Basic design

Active speakers designed with a built-in amplifier reduce the amount of cabling and the costs of equipment as well as being quicker and easier to install

Steel grille

Steel grilles, rather than more common fabric grilles, stop pupils from damaging the speaker cones with fingers, pencils or missiles so extending the life of the system

Adequate sound level for a classroom (>75dB )

The sound level should be at least 15 dB above normal classroom noise of around 60 dB at 6 metres ie the back of the class, so less than 30 watts is unlikely to be loud enough and if much more than 30 watts the cost of the system is likely to be too expensive (so aim for 15 Watts RMS per channel)

Easy to control

It may seem obvious but many speakers have controls at the back (or front) that teachers can’t reach without climbing up a chair ! A volume control and on/off switch at a sensible height is needed

Inputs for PC and DVD or other audio source

Shelf speakers and simple systems may only have one input – so you would have to re-connect every time you want to change the sound source. Two inputs are best for the classroom so that equipment is permanently connected.

Audible sound for voice

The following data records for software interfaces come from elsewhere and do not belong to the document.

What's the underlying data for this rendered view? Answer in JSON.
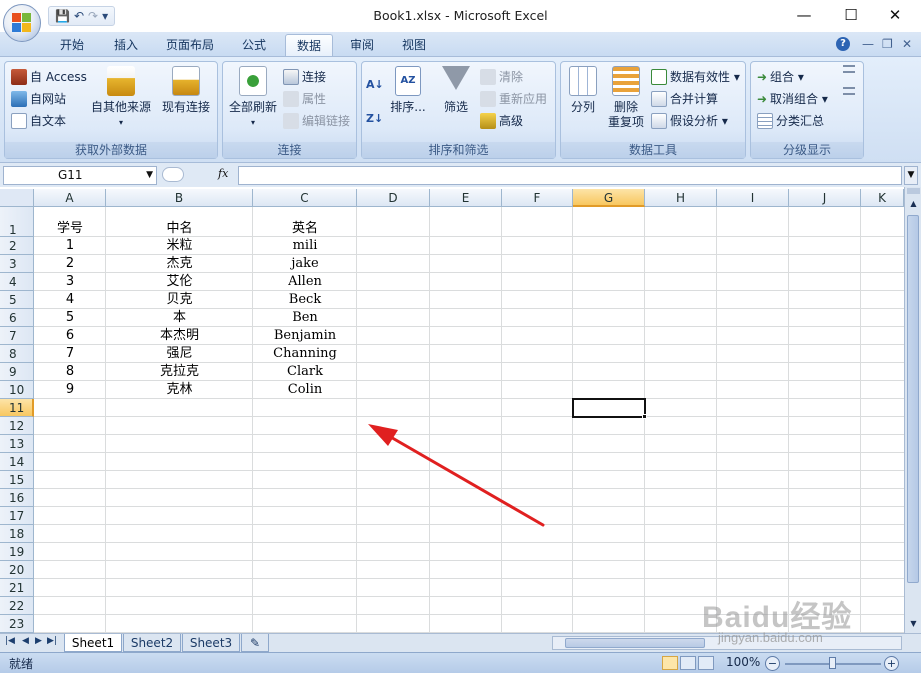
{
  "window": {
    "title": "Book1.xlsx - Microsoft Excel",
    "minimize": "—",
    "maximize": "☐",
    "close": "✕"
  },
  "qat": {
    "save": "💾",
    "undo": "↶",
    "redo": "↷",
    "more": "▾"
  },
  "tabs": [
    "开始",
    "插入",
    "页面布局",
    "公式",
    "数据",
    "审阅",
    "视图"
  ],
  "active_tab": "数据",
  "ribbon": {
    "external": {
      "label": "获取外部数据",
      "access": "自 Access",
      "web": "自网站",
      "text": "自文本",
      "other_line1": "自其他来源",
      "other_line2": "▾",
      "existing": "现有连接"
    },
    "connections": {
      "label": "连接",
      "refresh_line1": "全部刷新",
      "refresh_line2": "▾",
      "connections": "连接",
      "properties": "属性",
      "edit_links": "编辑链接"
    },
    "sort_filter": {
      "label": "排序和筛选",
      "sort": "排序...",
      "filter": "筛选",
      "clear": "清除",
      "reapply": "重新应用",
      "advanced": "高级"
    },
    "data_tools": {
      "label": "数据工具",
      "split": "分列",
      "remove_line1": "删除",
      "remove_line2": "重复项",
      "validation": "数据有效性 ▾",
      "consolidate": "合并计算",
      "whatif": "假设分析 ▾"
    },
    "outline": {
      "label": "分级显示",
      "group": "组合 ▾",
      "ungroup": "取消组合 ▾",
      "subtotal": "分类汇总"
    }
  },
  "formula_bar": {
    "name_box": "G11",
    "fx": "fx",
    "formula": ""
  },
  "columns": [
    "A",
    "B",
    "C",
    "D",
    "E",
    "F",
    "G",
    "H",
    "I",
    "J",
    "K"
  ],
  "rows": [
    "1",
    "2",
    "3",
    "4",
    "5",
    "6",
    "7",
    "8",
    "9",
    "10",
    "11",
    "12",
    "13",
    "14",
    "15",
    "16",
    "17",
    "18",
    "19",
    "20",
    "21",
    "22",
    "23"
  ],
  "selected_cell": "G11",
  "cells": {
    "header": [
      "学号",
      "中名",
      "英名"
    ],
    "data": [
      [
        "1",
        "米粒",
        "mili"
      ],
      [
        "2",
        "杰克",
        "jake"
      ],
      [
        "3",
        "艾伦",
        "Allen"
      ],
      [
        "4",
        "贝克",
        "Beck"
      ],
      [
        "5",
        "本",
        "Ben"
      ],
      [
        "6",
        "本杰明",
        "Benjamin"
      ],
      [
        "7",
        "强尼",
        "Channing"
      ],
      [
        "8",
        "克拉克",
        "Clark"
      ],
      [
        "9",
        "克林",
        "Colin"
      ]
    ]
  },
  "sheets": [
    "Sheet1",
    "Sheet2",
    "Sheet3"
  ],
  "active_sheet": "Sheet1",
  "status": {
    "text": "就绪",
    "zoom": "100%"
  },
  "watermark": {
    "brand": "Baidu经验",
    "url": "jingyan.baidu.com"
  },
  "colors": {
    "selection": "#f8c760",
    "ribbon": "#dde9f8",
    "arrow": "#e02020"
  }
}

A wood speaker case and a flat frequency response is better than a sub-woofer amplifier system that accentuates the low frequency sounds, which is good for music but not so good for voice, especially for younger pupils who need to hear the teacher’s voice clearly as their interpretation of speech is not as good as adults.

For further information about the Edis range of speakers contactManzana